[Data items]
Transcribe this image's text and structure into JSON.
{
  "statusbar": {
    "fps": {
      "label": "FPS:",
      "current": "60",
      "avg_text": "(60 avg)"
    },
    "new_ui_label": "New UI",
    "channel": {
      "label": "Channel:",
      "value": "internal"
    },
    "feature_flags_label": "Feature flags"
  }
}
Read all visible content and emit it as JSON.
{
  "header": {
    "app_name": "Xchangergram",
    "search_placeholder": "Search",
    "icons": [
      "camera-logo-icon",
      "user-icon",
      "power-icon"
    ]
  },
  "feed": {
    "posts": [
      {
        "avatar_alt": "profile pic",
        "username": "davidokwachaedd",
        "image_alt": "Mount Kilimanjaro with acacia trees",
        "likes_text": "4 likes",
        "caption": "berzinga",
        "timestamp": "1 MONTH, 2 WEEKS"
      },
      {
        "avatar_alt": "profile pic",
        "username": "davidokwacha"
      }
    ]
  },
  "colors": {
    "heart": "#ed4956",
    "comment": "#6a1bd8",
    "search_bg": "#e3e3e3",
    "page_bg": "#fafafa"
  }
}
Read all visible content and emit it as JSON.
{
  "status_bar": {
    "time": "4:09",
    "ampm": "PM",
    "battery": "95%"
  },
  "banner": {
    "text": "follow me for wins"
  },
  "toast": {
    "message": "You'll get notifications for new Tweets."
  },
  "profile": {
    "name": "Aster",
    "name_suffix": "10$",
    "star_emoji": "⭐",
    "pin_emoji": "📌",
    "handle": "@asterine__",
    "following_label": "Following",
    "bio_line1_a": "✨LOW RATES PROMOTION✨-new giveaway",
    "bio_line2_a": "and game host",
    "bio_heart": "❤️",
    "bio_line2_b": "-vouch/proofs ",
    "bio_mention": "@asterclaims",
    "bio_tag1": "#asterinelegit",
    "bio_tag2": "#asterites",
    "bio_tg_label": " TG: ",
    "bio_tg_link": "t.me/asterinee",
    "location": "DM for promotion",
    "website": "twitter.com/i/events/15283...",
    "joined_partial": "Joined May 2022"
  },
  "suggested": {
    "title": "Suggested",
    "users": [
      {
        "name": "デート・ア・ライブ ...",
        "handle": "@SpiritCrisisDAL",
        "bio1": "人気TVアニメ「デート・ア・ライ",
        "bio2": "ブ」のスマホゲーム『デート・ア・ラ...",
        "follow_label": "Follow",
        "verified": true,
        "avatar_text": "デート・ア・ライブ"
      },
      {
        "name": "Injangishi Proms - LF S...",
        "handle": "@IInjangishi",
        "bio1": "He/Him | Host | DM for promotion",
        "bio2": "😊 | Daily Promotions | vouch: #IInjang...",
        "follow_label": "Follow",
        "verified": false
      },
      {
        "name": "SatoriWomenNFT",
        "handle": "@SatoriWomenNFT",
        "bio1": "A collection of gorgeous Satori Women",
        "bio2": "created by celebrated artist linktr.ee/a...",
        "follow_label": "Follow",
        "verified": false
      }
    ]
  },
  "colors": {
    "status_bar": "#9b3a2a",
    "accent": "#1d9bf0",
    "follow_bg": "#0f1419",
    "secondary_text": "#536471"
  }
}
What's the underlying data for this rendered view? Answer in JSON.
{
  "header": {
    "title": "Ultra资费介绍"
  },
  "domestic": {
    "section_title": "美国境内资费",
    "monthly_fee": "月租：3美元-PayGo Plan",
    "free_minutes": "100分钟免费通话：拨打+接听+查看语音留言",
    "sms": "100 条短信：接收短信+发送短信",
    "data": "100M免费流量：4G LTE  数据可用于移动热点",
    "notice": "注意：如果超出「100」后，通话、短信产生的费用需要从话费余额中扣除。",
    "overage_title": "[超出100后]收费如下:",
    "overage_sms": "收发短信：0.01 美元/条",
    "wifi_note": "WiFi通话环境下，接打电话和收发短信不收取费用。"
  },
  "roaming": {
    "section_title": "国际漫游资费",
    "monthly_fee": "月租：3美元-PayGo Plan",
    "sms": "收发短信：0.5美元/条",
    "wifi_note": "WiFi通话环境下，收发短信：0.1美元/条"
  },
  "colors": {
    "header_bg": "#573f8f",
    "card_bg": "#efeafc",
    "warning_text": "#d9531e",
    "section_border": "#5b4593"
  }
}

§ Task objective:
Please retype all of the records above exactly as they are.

§ Task answer:
Transcribe this image's text and structure into JSON.
{
  "statusbar": {
    "fps": {
      "label": "FPS:",
      "current": "60",
      "avg_text": "(60 avg)"
    },
    "new_ui_label": "New UI",
    "channel": {
      "label": "Channel:",
      "value": "internal"
    },
    "feature_flags_label": "Feature flags"
  }
}
Read all visible content and emit it as JSON.
{
  "header": {
    "app_name": "Xchangergram",
    "search_placeholder": "Search",
    "icons": [
      "camera-logo-icon",
      "user-icon",
      "power-icon"
    ]
  },
  "feed": {
    "posts": [
      {
        "avatar_alt": "profile pic",
        "username": "davidokwachaedd",
        "image_alt": "Mount Kilimanjaro with acacia trees",
        "likes_text": "4 likes",
        "caption": "berzinga",
        "timestamp": "1 MONTH, 2 WEEKS"
      },
      {
        "avatar_alt": "profile pic",
        "username": "davidokwacha"
      }
    ]
  },
  "colors": {
    "heart": "#ed4956",
    "comment": "#6a1bd8",
    "search_bg": "#e3e3e3",
    "page_bg": "#fafafa"
  }
}
Read all visible content and emit it as JSON.
{
  "status_bar": {
    "time": "4:09",
    "ampm": "PM",
    "battery": "95%"
  },
  "banner": {
    "text": "follow me for wins"
  },
  "toast": {
    "message": "You'll get notifications for new Tweets."
  },
  "profile": {
    "name": "Aster",
    "name_suffix": "10$",
    "star_emoji": "⭐",
    "pin_emoji": "📌",
    "handle": "@asterine__",
    "following_label": "Following",
    "bio_line1_a": "✨LOW RATES PROMOTION✨-new giveaway",
    "bio_line2_a": "and game host",
    "bio_heart": "❤️",
    "bio_line2_b": "-vouch/proofs ",
    "bio_mention": "@asterclaims",
    "bio_tag1": "#asterinelegit",
    "bio_tag2": "#asterites",
    "bio_tg_label": " TG: ",
    "bio_tg_link": "t.me/asterinee",
    "location": "DM for promotion",
    "website": "twitter.com/i/events/15283...",
    "joined_partial": "Joined May 2022"
  },
  "suggested": {
    "title": "Suggested",
    "users": [
      {
        "name": "デート・ア・ライブ ...",
        "handle": "@SpiritCrisisDAL",
        "bio1": "人気TVアニメ「デート・ア・ライ",
        "bio2": "ブ」のスマホゲーム『デート・ア・ラ...",
        "follow_label": "Follow",
        "verified": true,
        "avatar_text": "デート・ア・ライブ"
      },
      {
        "name": "Injangishi Proms - LF S...",
        "handle": "@IInjangishi",
        "bio1": "He/Him | Host | DM for promotion",
        "bio2": "😊 | Daily Promotions | vouch: #IInjang...",
        "follow_label": "Follow",
        "verified": false
      },
      {
        "name": "SatoriWomenNFT",
        "handle": "@SatoriWomenNFT",
        "bio1": "A collection of gorgeous Satori Women",
        "bio2": "created by celebrated artist linktr.ee/a...",
        "follow_label": "Follow",
        "verified": false
      }
    ]
  },
  "colors": {
    "status_bar": "#9b3a2a",
    "accent": "#1d9bf0",
    "follow_bg": "#0f1419",
    "secondary_text": "#536471"
  }
}
What's the underlying data for this rendered view? Answer in JSON.
{
  "header": {
    "title": "Ultra资费介绍"
  },
  "domestic": {
    "section_title": "美国境内资费",
    "monthly_fee": "月租：3美元-PayGo Plan",
    "free_minutes": "100分钟免费通话：拨打+接听+查看语音留言",
    "sms": "100 条短信：接收短信+发送短信",
    "data": "100M免费流量：4G LTE  数据可用于移动热点",
    "notice": "注意：如果超出「100」后，通话、短信产生的费用需要从话费余额中扣除。",
    "overage_title": "[超出100后]收费如下:",
    "overage_sms": "收发短信：0.01 美元/条",
    "wifi_note": "WiFi通话环境下，接打电话和收发短信不收取费用。"
  },
  "roaming": {
    "section_title": "国际漫游资费",
    "monthly_fee": "月租：3美元-PayGo Plan",
    "sms": "收发短信：0.5美元/条",
    "wifi_note": "WiFi通话环境下，收发短信：0.1美元/条"
  },
  "colors": {
    "header_bg": "#573f8f",
    "card_bg": "#efeafc",
    "warning_text": "#d9531e",
    "section_border": "#5b4593"
  }
}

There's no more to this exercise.